Over the coming four years, the actions of the Commonwealth's next governor and the General Assembly could determine whether Virginia stays on track to restore its rivers, streams, and the Bay.
The following policies provide the path Virginia must take to stay on course toward fully restoring our rivers, streams, and the Chesapeake Bay.
Our current and future elected leaders must:
Fortunately, Virginia is largely on track to achieve its Chesapeake Clean Water Blueprint goals for reducing pollution. Moving forward, the Commonwealth needs to continue investing in programs that reduce runoff from agriculture, cities, and suburbs.
The recovery of oysters, crabs, and other Bay fisheries will support Virginia's once-legendary seafood industry and the thousands of jobs that rely on it. To flourish, these fisheries need clean water, healthy habitat, and sound, science-based management.

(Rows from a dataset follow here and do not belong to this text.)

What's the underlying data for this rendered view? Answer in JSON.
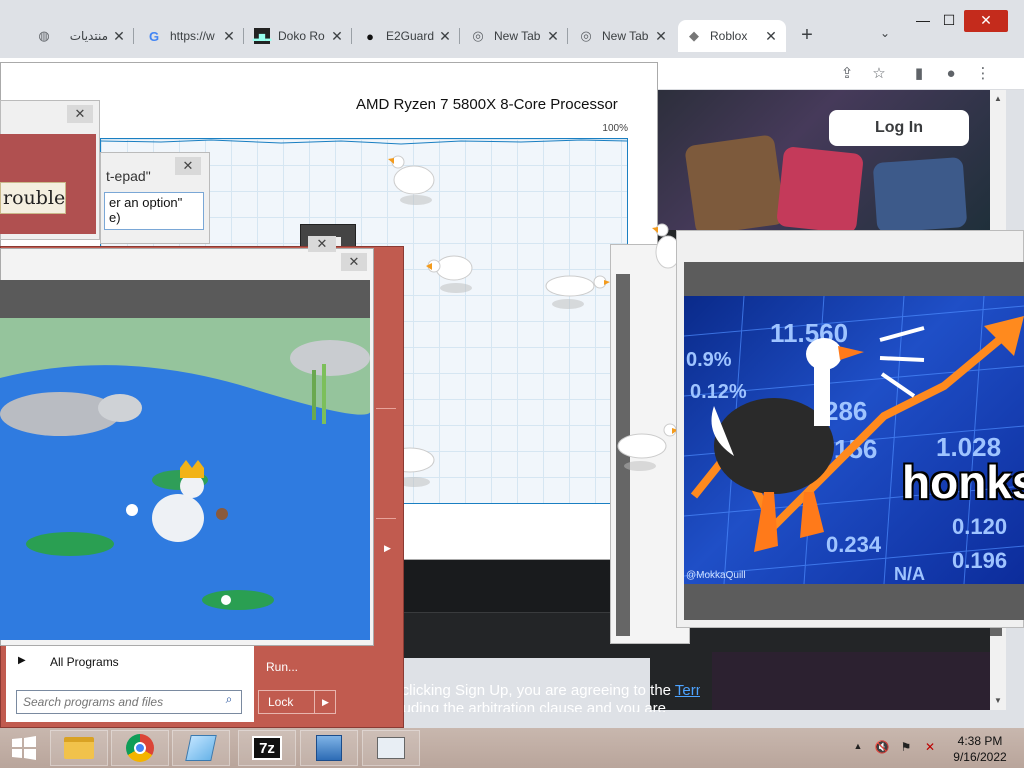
{
  "browser": {
    "tabs": [
      {
        "label": "منتديات",
        "icon": "globe-icon"
      },
      {
        "label": "https://w",
        "icon": "google-icon"
      },
      {
        "label": "Doko Ro",
        "icon": "doko-icon"
      },
      {
        "label": "E2Guard",
        "icon": "github-icon"
      },
      {
        "label": "New Tab",
        "icon": "chrome-icon"
      },
      {
        "label": "New Tab",
        "icon": "chrome-icon"
      },
      {
        "label": "Roblox",
        "icon": "roblox-icon"
      }
    ],
    "new_tab": "+",
    "tab_search": "⌄",
    "window_controls": {
      "minimize": "—",
      "maximize": "☐",
      "close": "✕"
    }
  },
  "roblox": {
    "login_label": "Log In",
    "terms_prefix": "By clicking Sign Up, you are agreeing to the ",
    "terms_link": "Terms of",
    "terms_line2": "including the arbitration clause and you are"
  },
  "task_manager": {
    "cpu_name": "AMD Ryzen 7 5800X 8-Core Processor",
    "utilization_max": "100%"
  },
  "dialogs": {
    "trouble_text": "rouble",
    "note_text": "t-epad\"",
    "note_box_line1": "er an option\"",
    "note_box_line2": "e)"
  },
  "start_menu": {
    "all_programs": "All Programs",
    "search_placeholder": "Search programs and files",
    "run": "Run...",
    "lock": "Lock"
  },
  "honk_meme": {
    "caption": "honks",
    "credit": "@MokkaQuill",
    "tickers": [
      "11.560",
      "0.9%",
      "0.12%",
      "286",
      "156",
      "1.028",
      "0.234",
      "0.196",
      "N/A",
      "0.120"
    ]
  },
  "taskbar": {
    "time": "4:38 PM",
    "date": "9/16/2022",
    "apps": [
      "explorer-icon",
      "chrome-icon",
      "notepad-icon",
      "7zip-icon",
      "network-icon",
      "taskmgr-icon"
    ]
  }
}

In a 2017 poll*, 97 percent of Virginians support prioritizing the cleanup of the Chesapeake Bay and its rivers and streams. Virginia's rivers and the Bay are economic assets supplying jobs in tourism, seafood, and outdoor recreation industries. Fully implementing the Chesapeake Clean Water Blueprint would increase the value of Virginia's natural benefits by $8.3 billion annually. What’s more, clean water is necessary for human health.
* Poll conducted by the Wason Center for Public Policy and the Virginia Environmental Endowment. The poll focused on environmental attitudes, concerns, and policy preferences. It is based upon interviews of 826 registered Virginia voters conducted between January 29 and February 12, 2017, including 382 landline interviews and 443 cell phone interviews. The survey has a margin of error of +/- 3.7% at the 95% level of confidence.
Photo credits (from top): Bobby Whitescarver, Chesapeake Bay Program, CBF Staff
Virginia Clean Water Forum
Virginia Gubernatorial candidates Ralph Northam and Ed Gillespie answered questions about the future of clean water in Virginia at CBF's Clean Water Forum on September 6, 2017, at The National Theater in Richmond, Virginia.